(Instructions to follow):
Pull from the data below each line where the word "your" occurs, and copy it.

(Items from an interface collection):

+---+

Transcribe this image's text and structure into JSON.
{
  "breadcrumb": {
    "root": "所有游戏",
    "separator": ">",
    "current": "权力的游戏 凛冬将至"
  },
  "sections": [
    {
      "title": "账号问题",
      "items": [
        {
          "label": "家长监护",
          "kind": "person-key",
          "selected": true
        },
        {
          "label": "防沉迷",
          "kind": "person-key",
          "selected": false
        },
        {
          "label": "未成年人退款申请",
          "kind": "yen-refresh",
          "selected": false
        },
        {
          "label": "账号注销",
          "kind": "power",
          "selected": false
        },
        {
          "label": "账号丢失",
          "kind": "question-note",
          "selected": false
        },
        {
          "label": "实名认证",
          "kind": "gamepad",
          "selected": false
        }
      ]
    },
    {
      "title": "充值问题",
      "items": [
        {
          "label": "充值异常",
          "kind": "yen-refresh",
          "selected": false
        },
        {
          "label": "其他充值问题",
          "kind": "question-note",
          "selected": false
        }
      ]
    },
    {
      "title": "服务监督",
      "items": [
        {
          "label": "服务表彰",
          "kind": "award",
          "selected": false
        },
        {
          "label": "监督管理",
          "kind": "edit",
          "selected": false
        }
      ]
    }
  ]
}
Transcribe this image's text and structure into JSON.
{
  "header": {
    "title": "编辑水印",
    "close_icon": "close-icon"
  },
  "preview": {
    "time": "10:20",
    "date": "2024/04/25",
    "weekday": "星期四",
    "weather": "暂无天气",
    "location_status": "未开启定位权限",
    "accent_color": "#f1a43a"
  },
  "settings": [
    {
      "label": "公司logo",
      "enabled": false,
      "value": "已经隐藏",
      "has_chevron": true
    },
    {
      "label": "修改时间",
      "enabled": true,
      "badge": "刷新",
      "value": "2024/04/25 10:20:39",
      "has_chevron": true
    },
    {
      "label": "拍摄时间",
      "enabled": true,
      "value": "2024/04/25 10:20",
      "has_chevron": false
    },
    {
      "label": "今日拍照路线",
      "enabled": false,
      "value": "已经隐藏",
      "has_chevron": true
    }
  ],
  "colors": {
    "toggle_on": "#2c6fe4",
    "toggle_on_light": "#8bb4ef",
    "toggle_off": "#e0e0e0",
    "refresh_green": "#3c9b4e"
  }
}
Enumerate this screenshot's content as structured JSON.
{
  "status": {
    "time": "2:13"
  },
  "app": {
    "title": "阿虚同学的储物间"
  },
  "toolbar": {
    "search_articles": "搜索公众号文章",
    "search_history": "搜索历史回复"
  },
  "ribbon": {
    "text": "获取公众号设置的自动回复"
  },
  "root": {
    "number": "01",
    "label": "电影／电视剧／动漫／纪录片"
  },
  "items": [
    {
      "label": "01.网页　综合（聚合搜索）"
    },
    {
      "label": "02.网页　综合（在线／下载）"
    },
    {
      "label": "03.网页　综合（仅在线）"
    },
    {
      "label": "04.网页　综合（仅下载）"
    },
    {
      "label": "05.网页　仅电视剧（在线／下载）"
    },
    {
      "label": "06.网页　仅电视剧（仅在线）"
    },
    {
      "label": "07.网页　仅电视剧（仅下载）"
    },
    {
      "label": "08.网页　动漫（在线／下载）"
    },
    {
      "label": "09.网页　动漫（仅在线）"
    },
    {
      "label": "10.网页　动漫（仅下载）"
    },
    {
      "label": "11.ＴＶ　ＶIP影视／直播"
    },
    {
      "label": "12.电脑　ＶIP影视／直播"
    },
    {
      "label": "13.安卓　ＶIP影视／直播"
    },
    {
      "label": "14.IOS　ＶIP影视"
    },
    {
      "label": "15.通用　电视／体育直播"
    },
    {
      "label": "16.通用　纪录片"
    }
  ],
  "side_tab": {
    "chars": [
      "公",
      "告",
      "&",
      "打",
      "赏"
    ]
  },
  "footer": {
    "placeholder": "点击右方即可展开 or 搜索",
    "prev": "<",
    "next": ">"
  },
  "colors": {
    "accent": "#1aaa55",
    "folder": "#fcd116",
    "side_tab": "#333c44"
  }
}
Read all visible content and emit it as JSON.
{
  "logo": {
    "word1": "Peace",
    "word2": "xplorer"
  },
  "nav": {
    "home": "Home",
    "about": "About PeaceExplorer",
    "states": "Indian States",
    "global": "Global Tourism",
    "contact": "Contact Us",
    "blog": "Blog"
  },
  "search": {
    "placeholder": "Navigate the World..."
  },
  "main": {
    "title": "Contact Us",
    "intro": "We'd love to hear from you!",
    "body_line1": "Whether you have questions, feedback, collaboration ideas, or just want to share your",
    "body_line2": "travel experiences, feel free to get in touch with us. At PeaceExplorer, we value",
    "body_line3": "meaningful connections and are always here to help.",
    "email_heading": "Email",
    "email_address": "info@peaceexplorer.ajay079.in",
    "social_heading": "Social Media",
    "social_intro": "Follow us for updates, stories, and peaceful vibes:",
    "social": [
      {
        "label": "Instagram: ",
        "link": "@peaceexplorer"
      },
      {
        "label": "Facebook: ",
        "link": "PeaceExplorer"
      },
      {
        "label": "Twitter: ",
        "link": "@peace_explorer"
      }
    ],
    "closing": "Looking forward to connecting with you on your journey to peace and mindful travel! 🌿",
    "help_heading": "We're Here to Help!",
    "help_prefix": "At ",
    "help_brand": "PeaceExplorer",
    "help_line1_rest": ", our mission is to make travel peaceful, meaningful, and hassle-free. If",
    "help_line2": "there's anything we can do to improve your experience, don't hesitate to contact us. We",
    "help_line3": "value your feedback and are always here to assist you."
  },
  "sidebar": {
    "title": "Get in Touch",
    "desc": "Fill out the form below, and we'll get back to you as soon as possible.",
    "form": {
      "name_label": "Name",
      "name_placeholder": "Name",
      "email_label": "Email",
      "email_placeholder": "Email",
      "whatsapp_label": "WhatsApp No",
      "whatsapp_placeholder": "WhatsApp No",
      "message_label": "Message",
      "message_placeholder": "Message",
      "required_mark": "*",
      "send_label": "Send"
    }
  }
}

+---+

(Answer for this exercise):
    "body_line1": "Whether you have questions, feedback, collaboration ideas, or just want to share your",
    "closing": "Looking forward to connecting with you on your journey to peace and mindful travel! 🌿",
    "help_line2": "there's anything we can do to improve your experience, don't hesitate to contact us. We",
    "help_line3": "value your feedback and are always here to assist you."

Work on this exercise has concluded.